“How could I?” retorted Djuna. “I just got here today, I tell you. Miss Ellery wrote to her, and asked her if I could stay with her, because Miss Ellery used to know her, so she said yes. Say, listen, call Alberto, won’t you?”
“Me, call Alberto?” said the thin boy, looking at Djuna thoughtfully. “I don’t know whether I’d better call him, or not. How do I know your dog wouldn’t chew him up?”
Djuna laughed. “Oh, don’t you worry about that,” he said. “Champ never starts a fight. He’s very friendly.”
Champ wagged his tail, as he always did whenever he heard his name spoken.
“And besides,” added Djuna, seeing that the thin boy still hesitated, “I’ve got him on the leash. He
get away. Go on, call Alberto!”
Billy Reckless’ thin brown face lit up with a smile. “Say!” he exclaimed. “You really
dogs, don’t you? All right, then, I’ll tell you about Alberto. I’ll tell you how I happened to get him. Come on, let’s sit down over here in the shade, and I’ll tell you the whole thing, cross my heart.”
He led the way, and sat down on the low stone coping that surrounded the little square. Djuna followed, but he was puzzled.
“I don’t mind waiting,” he said, “but, look here, supposing your dog runs off, while we’re talking? And I haven’t even seen him yet!”
Billy laughed. “Don’t worry,” he said. “He won’t run off.
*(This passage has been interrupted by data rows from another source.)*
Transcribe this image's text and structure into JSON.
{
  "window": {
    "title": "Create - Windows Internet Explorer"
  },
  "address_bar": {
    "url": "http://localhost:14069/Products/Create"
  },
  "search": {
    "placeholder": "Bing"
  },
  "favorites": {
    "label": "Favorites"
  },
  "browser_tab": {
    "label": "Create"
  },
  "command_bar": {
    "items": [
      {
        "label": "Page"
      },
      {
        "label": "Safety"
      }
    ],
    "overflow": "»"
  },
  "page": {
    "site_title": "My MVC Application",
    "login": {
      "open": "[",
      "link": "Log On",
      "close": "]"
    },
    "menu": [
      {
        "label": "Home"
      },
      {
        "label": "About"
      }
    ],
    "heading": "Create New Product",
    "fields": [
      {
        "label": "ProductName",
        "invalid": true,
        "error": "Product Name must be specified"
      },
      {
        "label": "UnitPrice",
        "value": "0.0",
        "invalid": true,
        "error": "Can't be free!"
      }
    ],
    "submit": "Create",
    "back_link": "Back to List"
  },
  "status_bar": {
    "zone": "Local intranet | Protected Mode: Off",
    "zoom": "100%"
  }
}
He can’t.”
Djuna sat down, unconvinced, and still keeping his eyes on the low stone monument. Alberto remained out of sight behind it, not making a sound.
“Why can’t he run away?” Djuna demanded. “Is he tied there? No, I don’t see how he could be, not while he was doing all those tricks. Hurry up, won’t you?”
Billy smiled in a tantalizing sort of way.
“There’s no hurry,” he said. “As soon as I tell you where I got him, you’ll see why.”
“Go ahead, then!” begged Djuna.
“Well,” said Billy, “the first time I thought of Alberto was about a year ago.”
“Thought of him?” exclaimed Djuna, round-eyed.
“Sure. I didn’t have any dog, then. And I wanted a good dog. I had a name all picked out for him. I was going to call him Alberto. I think that’s a dandy name for a dog, don’t you?”
“Well, yes, I guess so,” said Djuna, slowly. “I don’t believe I ever heard of a dog named Alberto before.”
“Of course not!” said the thin boy proudly. “I made it up. Well, so then I had a name for my dog, all ready for him, but no dog. I was in a sort of a fix for an awful long time, that way. Had the name all ready, and no dog to give it to.”
“Couldn’t you get one?” asked Djuna, sympathetically.
“Didn’t have any money,” said the thin boy, promptly.
“Oh!” said Djuna. “What did you do?”
“Well, of course I began saving up money, whenever I could earn some—you know, running errands and things like that—but it took an awful long time. So then one day, all of a sudden, I got an idea. I thought I might just as well get some use of the name, while I was waiting for my dog. So I began practicing with it.”